Did you ever try to drive without a rear view mirror? What about driving with one of your side view mirrors sadly dangling from the doorframe? Or, have you had the experience of driving with an annoying crack in your front windshield or with your rear windshield covered with fog?
Over the years, I’ve had all of these experiences. (I remember, especially, the time when a certain family member dislodged the driver’s side view mirror while backing out of the garage, and then proceeded to blow a hole in the tire while driving in reverse over it—not recommended!)
None of these problems with windshields and mirrors are beneficial and, while they can be repaired, they are often costly and dangerous.
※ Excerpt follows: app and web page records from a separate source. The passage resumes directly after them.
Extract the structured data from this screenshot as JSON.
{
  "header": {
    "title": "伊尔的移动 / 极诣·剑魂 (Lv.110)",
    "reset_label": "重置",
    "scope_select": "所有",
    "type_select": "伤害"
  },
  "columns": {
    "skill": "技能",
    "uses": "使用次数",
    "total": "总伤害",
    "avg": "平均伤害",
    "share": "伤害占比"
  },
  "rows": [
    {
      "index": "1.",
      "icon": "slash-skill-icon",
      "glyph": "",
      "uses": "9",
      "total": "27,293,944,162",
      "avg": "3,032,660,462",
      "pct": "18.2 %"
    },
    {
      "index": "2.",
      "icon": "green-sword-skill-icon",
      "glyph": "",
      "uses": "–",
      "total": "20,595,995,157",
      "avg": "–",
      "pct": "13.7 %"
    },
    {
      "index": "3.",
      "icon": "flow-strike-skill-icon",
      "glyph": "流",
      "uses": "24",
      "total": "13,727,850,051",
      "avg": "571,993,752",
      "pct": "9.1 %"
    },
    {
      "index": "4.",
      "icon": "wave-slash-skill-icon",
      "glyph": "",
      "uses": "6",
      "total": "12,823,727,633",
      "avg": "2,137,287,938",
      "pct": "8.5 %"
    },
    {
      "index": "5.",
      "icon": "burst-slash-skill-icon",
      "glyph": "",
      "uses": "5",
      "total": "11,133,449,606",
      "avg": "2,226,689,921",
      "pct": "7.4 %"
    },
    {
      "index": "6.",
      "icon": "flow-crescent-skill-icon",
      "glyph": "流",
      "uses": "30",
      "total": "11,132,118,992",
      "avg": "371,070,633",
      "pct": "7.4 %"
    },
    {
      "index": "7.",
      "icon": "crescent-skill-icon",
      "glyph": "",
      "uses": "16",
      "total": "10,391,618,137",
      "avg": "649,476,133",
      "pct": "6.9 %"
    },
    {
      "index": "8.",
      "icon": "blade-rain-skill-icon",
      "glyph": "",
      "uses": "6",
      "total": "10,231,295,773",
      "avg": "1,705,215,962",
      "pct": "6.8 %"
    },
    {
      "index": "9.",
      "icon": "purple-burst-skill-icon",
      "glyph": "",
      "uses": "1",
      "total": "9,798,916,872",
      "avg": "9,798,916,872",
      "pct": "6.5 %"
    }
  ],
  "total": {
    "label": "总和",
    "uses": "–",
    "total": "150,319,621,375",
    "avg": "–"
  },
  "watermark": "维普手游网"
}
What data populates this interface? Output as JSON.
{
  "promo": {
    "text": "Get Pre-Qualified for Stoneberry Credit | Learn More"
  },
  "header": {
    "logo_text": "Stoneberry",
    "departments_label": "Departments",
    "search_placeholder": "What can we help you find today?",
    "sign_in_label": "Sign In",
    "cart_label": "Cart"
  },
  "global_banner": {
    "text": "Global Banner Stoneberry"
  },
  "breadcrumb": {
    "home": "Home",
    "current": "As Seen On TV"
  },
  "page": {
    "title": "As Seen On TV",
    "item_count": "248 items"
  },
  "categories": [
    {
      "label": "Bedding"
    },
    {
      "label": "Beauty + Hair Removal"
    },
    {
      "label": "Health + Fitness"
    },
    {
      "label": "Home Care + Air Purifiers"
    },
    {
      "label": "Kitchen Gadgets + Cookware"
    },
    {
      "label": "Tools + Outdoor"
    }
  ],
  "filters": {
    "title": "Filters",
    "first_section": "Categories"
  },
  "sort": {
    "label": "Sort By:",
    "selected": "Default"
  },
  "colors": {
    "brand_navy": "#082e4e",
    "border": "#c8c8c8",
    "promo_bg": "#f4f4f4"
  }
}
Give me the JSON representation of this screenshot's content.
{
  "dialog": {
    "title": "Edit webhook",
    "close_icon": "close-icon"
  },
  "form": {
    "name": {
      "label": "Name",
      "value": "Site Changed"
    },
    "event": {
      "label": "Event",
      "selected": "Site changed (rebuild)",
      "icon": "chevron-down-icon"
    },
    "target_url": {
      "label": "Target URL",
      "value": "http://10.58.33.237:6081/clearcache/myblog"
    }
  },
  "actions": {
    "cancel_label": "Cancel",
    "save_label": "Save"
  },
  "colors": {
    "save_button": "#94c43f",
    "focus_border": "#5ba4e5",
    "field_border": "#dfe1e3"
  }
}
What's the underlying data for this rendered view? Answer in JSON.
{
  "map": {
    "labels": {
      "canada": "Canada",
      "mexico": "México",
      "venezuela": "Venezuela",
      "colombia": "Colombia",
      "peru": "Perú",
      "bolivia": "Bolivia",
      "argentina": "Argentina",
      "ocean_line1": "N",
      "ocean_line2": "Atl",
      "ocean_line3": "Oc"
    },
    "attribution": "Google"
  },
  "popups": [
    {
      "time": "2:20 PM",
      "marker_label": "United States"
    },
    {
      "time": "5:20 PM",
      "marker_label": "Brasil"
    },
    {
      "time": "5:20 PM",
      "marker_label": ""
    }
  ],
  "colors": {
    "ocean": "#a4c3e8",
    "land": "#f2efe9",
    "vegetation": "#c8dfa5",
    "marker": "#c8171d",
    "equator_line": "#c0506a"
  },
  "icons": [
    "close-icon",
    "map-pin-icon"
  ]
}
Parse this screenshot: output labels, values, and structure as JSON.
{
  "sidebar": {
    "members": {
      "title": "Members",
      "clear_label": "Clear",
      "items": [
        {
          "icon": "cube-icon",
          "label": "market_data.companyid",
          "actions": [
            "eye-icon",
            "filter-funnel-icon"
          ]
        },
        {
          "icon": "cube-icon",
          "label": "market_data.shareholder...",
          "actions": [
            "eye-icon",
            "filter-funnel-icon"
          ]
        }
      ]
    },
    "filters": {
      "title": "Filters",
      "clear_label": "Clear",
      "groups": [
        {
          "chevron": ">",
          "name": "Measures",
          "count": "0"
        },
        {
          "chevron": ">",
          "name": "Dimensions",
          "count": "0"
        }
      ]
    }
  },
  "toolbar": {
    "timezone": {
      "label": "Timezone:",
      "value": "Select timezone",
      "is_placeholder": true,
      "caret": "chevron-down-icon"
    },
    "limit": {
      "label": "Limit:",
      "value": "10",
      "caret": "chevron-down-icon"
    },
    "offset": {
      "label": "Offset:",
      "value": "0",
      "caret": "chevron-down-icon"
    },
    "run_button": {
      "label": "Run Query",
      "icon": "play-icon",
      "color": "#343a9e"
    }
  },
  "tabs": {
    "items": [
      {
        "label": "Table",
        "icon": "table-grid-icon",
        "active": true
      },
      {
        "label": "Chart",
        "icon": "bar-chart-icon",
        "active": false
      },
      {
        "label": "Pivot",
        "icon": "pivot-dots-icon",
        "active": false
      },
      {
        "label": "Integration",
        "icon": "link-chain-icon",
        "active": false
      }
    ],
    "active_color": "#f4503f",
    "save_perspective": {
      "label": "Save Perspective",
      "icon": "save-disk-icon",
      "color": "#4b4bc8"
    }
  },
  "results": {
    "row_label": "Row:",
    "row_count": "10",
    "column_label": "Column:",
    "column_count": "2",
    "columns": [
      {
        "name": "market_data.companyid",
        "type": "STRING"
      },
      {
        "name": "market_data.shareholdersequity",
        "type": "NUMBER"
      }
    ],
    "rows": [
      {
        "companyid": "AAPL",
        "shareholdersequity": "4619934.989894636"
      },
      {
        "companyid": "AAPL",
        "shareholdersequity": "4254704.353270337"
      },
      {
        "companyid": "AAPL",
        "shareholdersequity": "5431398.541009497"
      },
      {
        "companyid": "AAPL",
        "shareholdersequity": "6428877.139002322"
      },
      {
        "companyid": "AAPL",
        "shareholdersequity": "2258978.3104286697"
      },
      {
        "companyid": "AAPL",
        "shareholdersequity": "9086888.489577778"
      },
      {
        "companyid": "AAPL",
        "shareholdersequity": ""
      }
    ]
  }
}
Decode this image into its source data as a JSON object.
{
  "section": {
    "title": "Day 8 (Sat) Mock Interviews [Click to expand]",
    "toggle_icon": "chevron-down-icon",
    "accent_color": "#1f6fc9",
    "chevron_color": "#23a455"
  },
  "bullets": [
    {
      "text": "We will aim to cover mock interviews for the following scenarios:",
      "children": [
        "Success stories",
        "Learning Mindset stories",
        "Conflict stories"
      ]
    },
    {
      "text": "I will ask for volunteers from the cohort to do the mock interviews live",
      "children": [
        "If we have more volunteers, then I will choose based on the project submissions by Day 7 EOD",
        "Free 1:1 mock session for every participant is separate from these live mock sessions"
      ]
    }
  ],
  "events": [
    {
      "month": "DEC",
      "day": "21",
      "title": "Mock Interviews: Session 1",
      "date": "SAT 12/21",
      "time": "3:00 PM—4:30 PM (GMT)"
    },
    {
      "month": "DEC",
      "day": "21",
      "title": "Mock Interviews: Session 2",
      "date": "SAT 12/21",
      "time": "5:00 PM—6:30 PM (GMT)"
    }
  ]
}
They create unsafe driving conditions because while a good driver spends the majority of time looking ahead, he or she also has to look to either side and observe what’s coming up from behind.
And that’s what leadership is: spending some time understanding your organization’s past, being aware of what other organizations on either side of you are doing now, and primarily leading confidently and safely to the next destination.
If you’re a leader, ask yourself:
- How much energy do you spend mired in your organization’s past?
- How much time do you worry about what others to the right or left of you are saying?
- How much effort do you give to achieving your next big goal?
Within the Jewish community, we need fewer leaders who spend time reliving a past that is not returning. We need fewer leaders who move too timidly because they are concerned about what those around them will say if they take a new route. We need leaders who, while sensitive to hindsight and peripheral vision, know that their primary task is to look ahead and give confidence to those whom they lead to do so as well.
We are the Biblical Abraham and Sarah’s spiritual heirs, whom God commanded lekh lekhah–journey forth. We can draw upon their courage and confidently move ahead into the future, even if we don’t have complete knowledge of where we are going. That’s what faith is ultimately about. Like Abraham, authentic leaders look ahead.
Rabbi Hayim Herring